→ **WHAT THE EXERCISE ASKS**
Check every line below for the string "colonia". Copy the ones that have it.
--*--
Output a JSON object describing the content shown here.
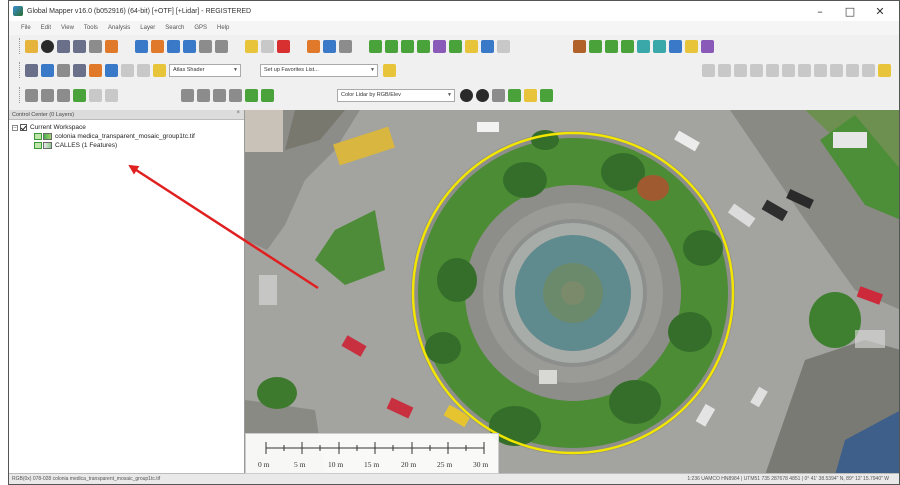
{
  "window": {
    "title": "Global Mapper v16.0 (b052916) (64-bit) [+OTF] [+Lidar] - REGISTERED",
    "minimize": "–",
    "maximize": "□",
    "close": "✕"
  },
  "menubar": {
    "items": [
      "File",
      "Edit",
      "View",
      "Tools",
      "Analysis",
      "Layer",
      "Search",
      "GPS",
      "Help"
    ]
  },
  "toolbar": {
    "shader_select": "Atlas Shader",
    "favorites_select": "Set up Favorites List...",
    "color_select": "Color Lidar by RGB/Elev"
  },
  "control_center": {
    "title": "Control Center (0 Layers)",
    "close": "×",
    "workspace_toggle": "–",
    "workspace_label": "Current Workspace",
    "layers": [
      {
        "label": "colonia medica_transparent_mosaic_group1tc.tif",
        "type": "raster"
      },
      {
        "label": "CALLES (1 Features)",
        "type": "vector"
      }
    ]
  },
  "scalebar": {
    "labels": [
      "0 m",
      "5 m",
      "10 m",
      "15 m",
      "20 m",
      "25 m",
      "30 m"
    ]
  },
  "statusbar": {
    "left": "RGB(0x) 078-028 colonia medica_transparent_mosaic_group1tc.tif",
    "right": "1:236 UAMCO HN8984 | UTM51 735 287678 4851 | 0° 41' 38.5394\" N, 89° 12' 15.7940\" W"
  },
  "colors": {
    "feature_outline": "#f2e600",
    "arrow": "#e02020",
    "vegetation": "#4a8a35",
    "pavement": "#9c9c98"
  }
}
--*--
→ **SOLUTION TO THE EXERCISE**
        "label": "colonia medica_transparent_mosaic_group1tc.tif",
    "left": "RGB(0x) 078-028 colonia medica_transparent_mosaic_group1tc.tif",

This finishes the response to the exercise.